| EXERCISE DESCRIPTION |
Go through the listing below and show each line that has the word "Submit".

::::::::::

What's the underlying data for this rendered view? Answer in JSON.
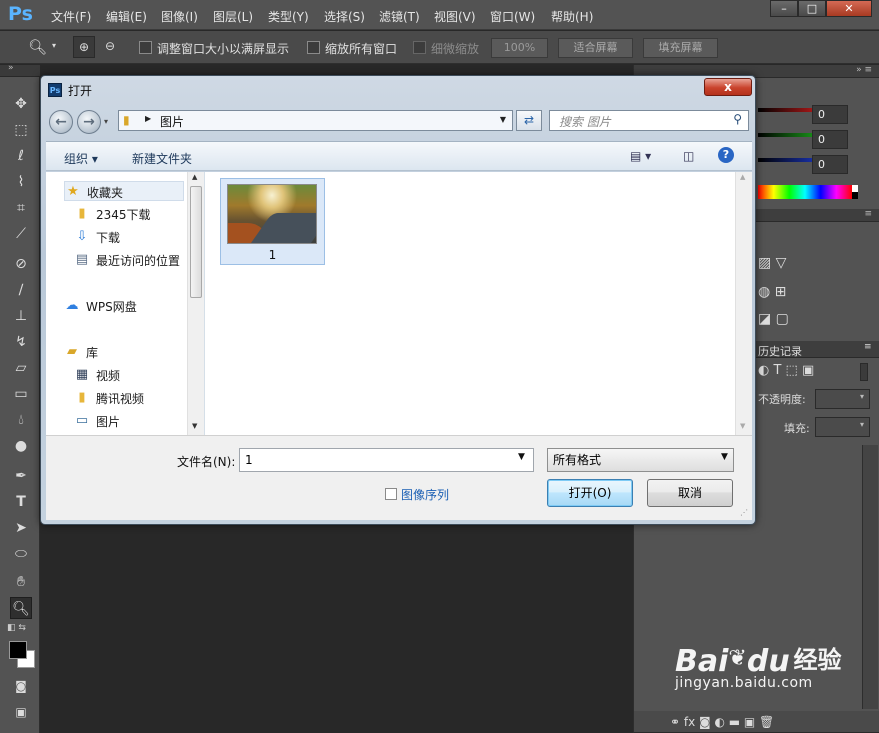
{
  "app": {
    "logo": "Ps",
    "menu": [
      "文件(F)",
      "编辑(E)",
      "图像(I)",
      "图层(L)",
      "类型(Y)",
      "选择(S)",
      "滤镜(T)",
      "视图(V)",
      "窗口(W)",
      "帮助(H)"
    ],
    "window_controls": {
      "minimize": "–",
      "maximize": "□",
      "close": "✕"
    }
  },
  "options_bar": {
    "zoom_in_icon": "zoom-in-icon",
    "zoom_out_icon": "zoom-out-icon",
    "resize_windows_label": "调整窗口大小以满屏显示",
    "zoom_all_label": "缩放所有窗口",
    "scrubby_label": "细微缩放",
    "zoom_value": "100%",
    "fit_screen_label": "适合屏幕",
    "fill_screen_label": "填充屏幕"
  },
  "right_panel": {
    "color_values": [
      "0",
      "0",
      "0"
    ],
    "slider_colors": [
      "#e02020",
      "#20c020",
      "#2040e0"
    ],
    "history_tab": "历史记录",
    "opacity_label": "不透明度:",
    "fill_label": "填充:"
  },
  "dialog": {
    "title": "打开",
    "close_label": "x",
    "address_path": "图片",
    "search_placeholder": "搜索 图片",
    "organize_label": "组织 ▾",
    "new_folder_label": "新建文件夹",
    "nav": {
      "favorites": "收藏夹",
      "favorites_items": [
        "2345下载",
        "下载",
        "最近访问的位置"
      ],
      "wps": "WPS网盘",
      "library": "库",
      "library_items": [
        "视频",
        "腾讯视频",
        "图片"
      ]
    },
    "file": {
      "name": "1"
    },
    "filename_label": "文件名(N):",
    "filename_value": "1",
    "filetype_value": "所有格式",
    "image_sequence_label": "图像序列",
    "open_button": "打开(O)",
    "cancel_button": "取消"
  },
  "watermark": {
    "brand": "Bai",
    "brand2": "du",
    "cn": "经验",
    "url": "jingyan.baidu.com"
  }
}
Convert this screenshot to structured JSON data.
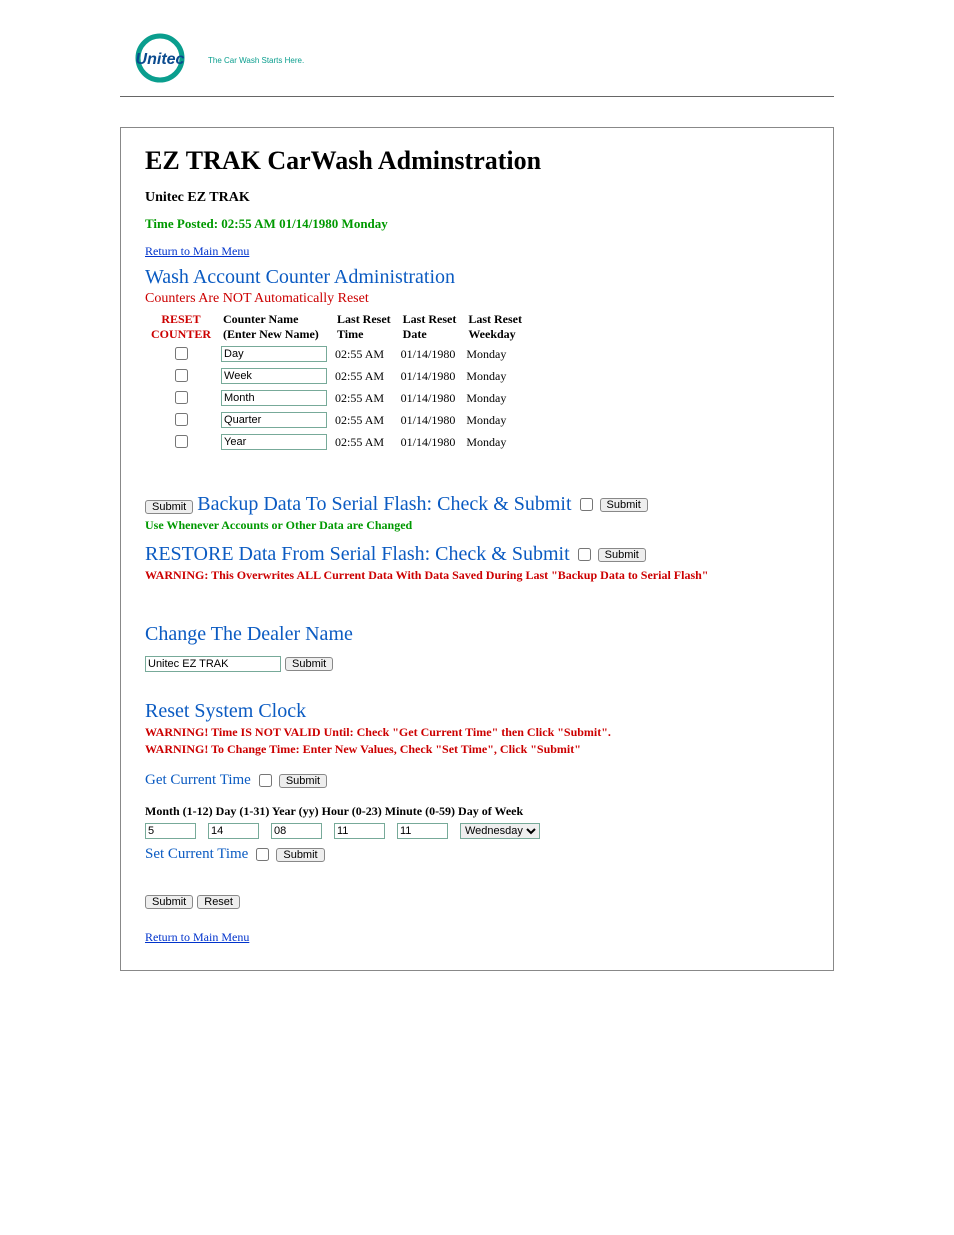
{
  "logo": {
    "brand": "Unitec",
    "tagline": "The Car Wash Starts Here."
  },
  "header": {
    "title": "EZ TRAK CarWash Adminstration",
    "subtitle": "Unitec EZ TRAK",
    "time_posted": "Time Posted: 02:55 AM 01/14/1980 Monday",
    "return_link": "Return to Main Menu"
  },
  "counters": {
    "heading": "Wash Account Counter Administration",
    "sub": "Counters Are NOT Automatically Reset",
    "cols": {
      "reset1": "RESET",
      "reset2": "COUNTER",
      "name1": "Counter Name",
      "name2": "(Enter New Name)",
      "time1": "Last Reset",
      "time2": "Time",
      "date1": "Last Reset",
      "date2": "Date",
      "wd1": "Last Reset",
      "wd2": "Weekday"
    },
    "rows": [
      {
        "name": "Day",
        "time": "02:55 AM",
        "date": "01/14/1980",
        "weekday": "Monday"
      },
      {
        "name": "Week",
        "time": "02:55 AM",
        "date": "01/14/1980",
        "weekday": "Monday"
      },
      {
        "name": "Month",
        "time": "02:55 AM",
        "date": "01/14/1980",
        "weekday": "Monday"
      },
      {
        "name": "Quarter",
        "time": "02:55 AM",
        "date": "01/14/1980",
        "weekday": "Monday"
      },
      {
        "name": "Year",
        "time": "02:55 AM",
        "date": "01/14/1980",
        "weekday": "Monday"
      }
    ],
    "submit": "Submit"
  },
  "backup": {
    "heading": "Backup Data To Serial Flash: Check & Submit",
    "submit": "Submit",
    "note": "Use Whenever Accounts or Other Data are Changed"
  },
  "restore": {
    "heading": "RESTORE Data From Serial Flash: Check & Submit",
    "submit": "Submit",
    "warn": "WARNING: This Overwrites ALL Current Data With Data Saved During Last \"Backup Data to Serial Flash\""
  },
  "dealer": {
    "heading": "Change The Dealer Name",
    "value": "Unitec EZ TRAK",
    "submit": "Submit"
  },
  "clock": {
    "heading": "Reset System Clock",
    "warn1": "WARNING! Time IS NOT VALID Until: Check \"Get Current Time\" then Click \"Submit\".",
    "warn2": "WARNING! To Change Time: Enter New Values, Check \"Set Time\", Click \"Submit\"",
    "get_label": "Get Current Time",
    "get_submit": "Submit",
    "labels": "Month (1-12) Day (1-31) Year (yy) Hour (0-23) Minute (0-59)   Day of Week",
    "month": "5",
    "day": "14",
    "year": "08",
    "hour": "11",
    "minute": "11",
    "dow": "Wednesday",
    "set_label": "Set Current Time",
    "set_submit": "Submit"
  },
  "footer": {
    "submit": "Submit",
    "reset": "Reset",
    "return_link": "Return to Main Menu"
  }
}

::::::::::

| SOLUTION FOR THIS TASK |
    "submit": "Submit"
    "heading": "Backup Data To Serial Flash: Check & Submit",
    "submit": "Submit",
    "heading": "RESTORE Data From Serial Flash: Check & Submit",
    "submit": "Submit",
    "submit": "Submit"
    "warn1": "WARNING! Time IS NOT VALID Until: Check \"Get Current Time\" then Click \"Submit\".",
    "warn2": "WARNING! To Change Time: Enter New Values, Check \"Set Time\", Click \"Submit\"",
    "get_submit": "Submit",
    "set_submit": "Submit"
    "submit": "Submit",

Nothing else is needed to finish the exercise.